If you’re a foodie living in the Northern Hemisphere early summer marks the start of local food season. I envision farmers coming out of hibernation much like bears. Only instead of rustling around in trashcans, farmers nestle under tents and set up shop with some of the most colorful and delicious produce available.
Visiting our local farmer’s market is a small obsession of mine. Chris and I were first in line for Spring’s arrival of asparagus and are counting down the hours until the first cherry is picked. Oh and don’t get me started on radishes. Did you know they come in different shapes and colors?!?!
My reasons for shopping at the farmer’s market started as purely selfish– the food simply tastes better. And not just kind of better, but enough that I now only eat asparagus during when it’s in season for us: Spring. I suppose you can get some flown in from Peru during the winter, but your taste buds will know better.
Over the years, I’ve learned that there are many reasons to shop at your communities farmer’s market other than to appease your taste buds and they all stem from one word: LOCAL.
Economic Benefits: Locally grown food does more than benefit your taste buds; it benefits your community. First off, it provides people with jobs. It connects communities through CSA’s and volunteer work. But most importantly, it pumps money into your town’s economy. When buying a tomato from a big chain grocery store only a fraction of your dollar stays in your community.
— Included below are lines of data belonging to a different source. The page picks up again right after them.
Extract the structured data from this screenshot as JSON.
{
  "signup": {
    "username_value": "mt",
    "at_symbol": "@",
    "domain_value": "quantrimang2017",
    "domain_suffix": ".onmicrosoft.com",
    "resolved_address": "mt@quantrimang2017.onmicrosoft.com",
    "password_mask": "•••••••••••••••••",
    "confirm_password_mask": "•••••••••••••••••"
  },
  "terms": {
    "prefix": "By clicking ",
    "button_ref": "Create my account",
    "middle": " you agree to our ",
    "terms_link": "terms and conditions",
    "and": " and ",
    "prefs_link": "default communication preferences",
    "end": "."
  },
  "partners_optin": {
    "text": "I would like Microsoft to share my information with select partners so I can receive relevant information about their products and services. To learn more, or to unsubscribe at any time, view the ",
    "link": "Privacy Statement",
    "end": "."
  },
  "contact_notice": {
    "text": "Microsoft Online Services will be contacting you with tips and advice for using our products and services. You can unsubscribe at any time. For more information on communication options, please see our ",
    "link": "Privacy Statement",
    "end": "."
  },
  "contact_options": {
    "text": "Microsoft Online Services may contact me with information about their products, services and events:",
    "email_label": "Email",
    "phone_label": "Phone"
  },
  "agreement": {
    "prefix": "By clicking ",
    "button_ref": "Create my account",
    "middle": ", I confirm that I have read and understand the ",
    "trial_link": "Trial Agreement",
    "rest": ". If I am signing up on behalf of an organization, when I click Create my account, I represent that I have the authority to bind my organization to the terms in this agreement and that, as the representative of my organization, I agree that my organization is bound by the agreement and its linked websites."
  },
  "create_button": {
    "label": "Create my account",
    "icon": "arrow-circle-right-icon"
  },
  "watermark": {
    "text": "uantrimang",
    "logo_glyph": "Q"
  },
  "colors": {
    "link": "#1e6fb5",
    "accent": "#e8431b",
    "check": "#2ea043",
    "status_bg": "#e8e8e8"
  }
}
The rest goes to the growers (usually in Florida or Mexico) and the big chain grocery store. Buying a locally grown tomato means that almost all of your money goes to a local producer.
I’m reading a book right now called Fair Food by Oran Hesterman that best sums up the economic impact. In 2006, the Fair Found Foundation commissioned a study to look at what would happen in Detroit, MI if people started spending just 20% of their current food spending on local food. The impact on the city of Detroit was amazing:
- 4,700 jobs would be created
- Nearly $20 million additional business taxes would be generated
Now, I’m not an economist, but last I checked we need local job creation and money to help out our financially strapped communities.
Environmental Benefits: Not only are you boosting your local community, but you are also helping the environment. The fruits and veggies you buy locally don’t need a plane ticket to your dinner table. Local food’s carbon footprint is substantially smaller than that of its well-traveled counter part.
In addition, most farmer’s market vendors use organic and traditional farming methods. These methods promote not only the use of fewer chemicals, which frequently end up in our streams and lakes, but also require crop rotation, which naturally nourishes the soil. Nourished soil requires less fertilizer (specifically nitrates and phosphates), a direct environmental benefit.
Nutritional Benefits: Last but not least, the produce from a local farmer’s market actually is better for you. Rather than picking a plum early so it can arrive ripe in Minnesota from Mexico, local farmers pick their produce when it’s at its prime. Produced picked at its prime has more nutrients from the get-go, and by shortening the time between picking and eating less nutrients are lost between time of picking and your plate.
Whether your primary reason be like mine (taste) or you’re seeking to give back to the community, create a smaller carbon footprint, or enjoy better health, shopping at your farmer’s market is a great choice. Who knows, you might even learn you like a vegetable that last week you didn’t know existed!
Not sure what to do with your newly purchased nutrient packed produce? I either toss them in to a salad or mix in with quinoa. Below is one of my favorite ways to use up vegetables!
Farmer’s Market Quinoa Salad
You will need:
~ 4 to 5 fresh vegetables from the farmer’s market
~ 1 cup uncooked quinoa
~ ½ cup walnuts (or almonds)
~ ¼ cup olive oil, plus some for sautéing vegetables
~ ¼ cup white wine vinegar or fresh squeezed lemon juice
~ salt and pepper
First, cook the quinoa according to the manufacturer’s instructions. When done cooking, set aside and let cool to room temperature.
The vegetables I picked up from the farmer’s market were radishes, spring onions, and bok choy. I had left over beets and brussel sprouts to toss in as well. To cook the radishes, bok choy and brussel sprouts first cut into bite sized pieces and then sauté with oil over medium/high heat for about 10 minutes. I usually do the brussel sprouts separately in order to make sure each gets that yummy caramelized taste.
Here are instructions on how to cook the beets.
In a large bowl, mix sautéed vegetables, quinoa, walnuts oil, vinegar, salt, and pepper. I then slice the spring onions and add raw. Serve immediately!